nachtrabe I'm pretty well convinced that in many martial arts all of the kup-level ranks are simply to teach you "how to fall, how to not kill the person you are practicing with."
The rating system for beginners is expressed in kyu grades, with absolute beginners usually starting somewhere between 25 and 30 kyu. A 10 kyu player is one grade stronger than an 11 kyu, and 1 kyu players are only one grade away from shodan. Confusingly enough the dan ratings are then counted in ascending order, with a 5 dan being one grade stronger than a 4 dan. The highest amateur rating is usually 7 dan, although Japan now recognises a few top amateurs as 8 dan.
Although both amateur and professional players can sport a fancy dan rating, it is important to realise that a professional shodan is a lot stronger than an amateur shodan.
In practice the amateur ratings are a useful way to agree quickly on an appropriate handicap at the start of a game. A difference of one grade corresponds to one handicap stone. When a 15 kyu meets a 9 kyu over the board, 6 stones should be the correct handicap to ensure both players have to play at their full strength and have an enjoyable game.
Hmm... Wouldn't the correct handicap for 15 kyu vs 9 kyu be 7 stones, not 6?
(15-9) = 6 grades different, so six stones. Why would it be seven? One stone is one stone, no komi (which is why statistically handicap games should favour White - one stone handicap is worth a bit less than one full stone.)
- Andrew W
That's why i asked. At least on NNGS there is no "one stone handicap". Its `suggest' command considers no komi as 1/2 stone and would suggest 15 kyu to take 7 stones from 9 kyu.
How do you spell shodan in hiragana? --Juuitchan
Like that, without an hiragana "u"?
Yeah, it's supposed to be a short vowel. --BlueWyvern
Other dan rankings... (these seem much more widespread outside go. got them off the internet so my apologies if they are wrong!)
Shodan 1st Dan
Nidan 2nd Dan
Sandan 3rd Dan
Yodan 4th Dan
Godan 5th Dan
Rokudan 6th Dan
Nanadan (Shichidan) 7th Dan
Hachidan 8th Dan
Kudan 9th Dan

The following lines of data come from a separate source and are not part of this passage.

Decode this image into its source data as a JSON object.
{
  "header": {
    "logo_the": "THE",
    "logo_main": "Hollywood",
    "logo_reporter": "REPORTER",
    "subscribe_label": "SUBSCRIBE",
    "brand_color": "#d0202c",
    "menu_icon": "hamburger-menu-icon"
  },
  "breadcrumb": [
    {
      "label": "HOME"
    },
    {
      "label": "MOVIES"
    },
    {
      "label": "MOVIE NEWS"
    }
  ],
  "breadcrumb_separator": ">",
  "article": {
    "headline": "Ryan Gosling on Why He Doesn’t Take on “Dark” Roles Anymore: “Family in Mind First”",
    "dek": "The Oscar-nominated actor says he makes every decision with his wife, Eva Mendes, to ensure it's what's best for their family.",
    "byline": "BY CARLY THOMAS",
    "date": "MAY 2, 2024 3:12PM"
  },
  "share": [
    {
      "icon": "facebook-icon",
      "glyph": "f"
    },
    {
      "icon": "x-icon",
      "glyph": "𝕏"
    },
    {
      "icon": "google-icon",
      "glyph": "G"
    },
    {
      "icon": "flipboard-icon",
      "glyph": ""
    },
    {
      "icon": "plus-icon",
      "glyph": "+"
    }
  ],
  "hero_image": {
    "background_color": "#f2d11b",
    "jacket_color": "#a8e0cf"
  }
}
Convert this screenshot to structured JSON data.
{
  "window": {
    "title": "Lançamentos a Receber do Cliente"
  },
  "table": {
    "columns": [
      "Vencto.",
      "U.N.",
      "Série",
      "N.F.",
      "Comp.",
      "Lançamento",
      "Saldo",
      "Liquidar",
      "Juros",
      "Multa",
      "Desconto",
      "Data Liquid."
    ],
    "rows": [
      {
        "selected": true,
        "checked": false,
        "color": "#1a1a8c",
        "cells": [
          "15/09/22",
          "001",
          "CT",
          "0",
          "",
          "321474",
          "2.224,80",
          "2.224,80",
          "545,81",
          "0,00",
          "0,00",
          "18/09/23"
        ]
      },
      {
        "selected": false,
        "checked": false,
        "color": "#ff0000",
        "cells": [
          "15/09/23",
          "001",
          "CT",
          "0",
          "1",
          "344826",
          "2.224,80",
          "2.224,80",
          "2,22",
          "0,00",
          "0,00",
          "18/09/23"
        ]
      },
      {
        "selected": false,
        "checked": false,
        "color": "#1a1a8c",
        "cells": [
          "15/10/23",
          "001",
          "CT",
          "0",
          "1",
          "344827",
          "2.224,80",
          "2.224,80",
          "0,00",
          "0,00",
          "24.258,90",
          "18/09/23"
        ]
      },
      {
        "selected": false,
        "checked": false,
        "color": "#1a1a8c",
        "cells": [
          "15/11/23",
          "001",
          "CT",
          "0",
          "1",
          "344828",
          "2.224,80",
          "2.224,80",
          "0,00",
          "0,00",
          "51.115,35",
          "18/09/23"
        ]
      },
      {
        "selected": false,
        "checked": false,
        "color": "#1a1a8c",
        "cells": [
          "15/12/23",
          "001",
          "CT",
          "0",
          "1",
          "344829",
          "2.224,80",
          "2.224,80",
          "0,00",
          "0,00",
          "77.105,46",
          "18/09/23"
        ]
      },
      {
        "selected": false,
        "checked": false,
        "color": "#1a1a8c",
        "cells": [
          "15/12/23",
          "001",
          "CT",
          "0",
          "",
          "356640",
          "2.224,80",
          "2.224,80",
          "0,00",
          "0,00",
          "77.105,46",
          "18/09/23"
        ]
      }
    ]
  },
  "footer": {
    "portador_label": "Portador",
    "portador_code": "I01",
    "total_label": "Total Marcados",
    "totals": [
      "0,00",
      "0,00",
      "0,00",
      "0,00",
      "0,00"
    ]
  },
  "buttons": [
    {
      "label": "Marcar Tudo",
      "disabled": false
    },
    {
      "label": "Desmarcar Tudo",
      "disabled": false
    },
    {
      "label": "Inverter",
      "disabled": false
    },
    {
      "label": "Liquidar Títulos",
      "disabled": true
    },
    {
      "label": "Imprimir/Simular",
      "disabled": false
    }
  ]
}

Juudan 10th Dan (obv. not in go. why does it stop at 9?)
Hans: Isn't Yondan and Kyuudan correct? And Juudan is not an official rank but the winner of the Juudan tournament in Japan can call himself Juudan for one year.
kokiri i think you could get away with either yo- or yondan, but kudan aint right.
kirtar? Juudan can also be spelled Jyuudan.
aruu actually Kudan is correct. If anyone here has taken a Japanese class they would know. kyu is shortened to ku is some situations. The same goes for yodan.
Chris Hayashida: Just to clarify, kyuu and ku are different readings for "nine." You can't be a 3 ku player.
kokiri well i don't think i recall the dan rankings being of particular importance in any of my japanese lessons, perhaps i missed it in the first couple of weeks, ;-) but a quick google shows me up as wrong - kudan it is, sheepish i am. However, google gives as many hits for よだん+四段 (yodan) as for よんだん+四段 （yondan) so i stand by that comment. Indeed, the windows japanese ime seems to prefer yondan.
iopq: How does the windows IME "prefer" yondan? I found the corresponding kanji for both entries...
kokiri - we~ll, typing yondan gives 四段 as first choice whereas yodan has 四段 only third choice, but this isn't really representative of preference of one over the other; yodan sounds better to my ear, but when i wrote the above, kyudan sounded better, so i'm prebably better off just stopping digging...
RetEsz: If shodan, Nidan, Sandan ... etc. exist. Do shokyu, Nikyu, sakyu ... etc. exist ?
Oh, I found it. ikkyu, nikkyu, sankyu, yonkyu, gokyu, rokkyu, nanakyu, hachikyu, kukyu, juukyu.
KarlKnechtel: Why does one use 'sho-' for dan but 'i-' (ichi) for kyu? I understand that Japanese has a variety of different counting systems for counting different sorts of things, but aren't dan and kyu levels the same "sort of thing"?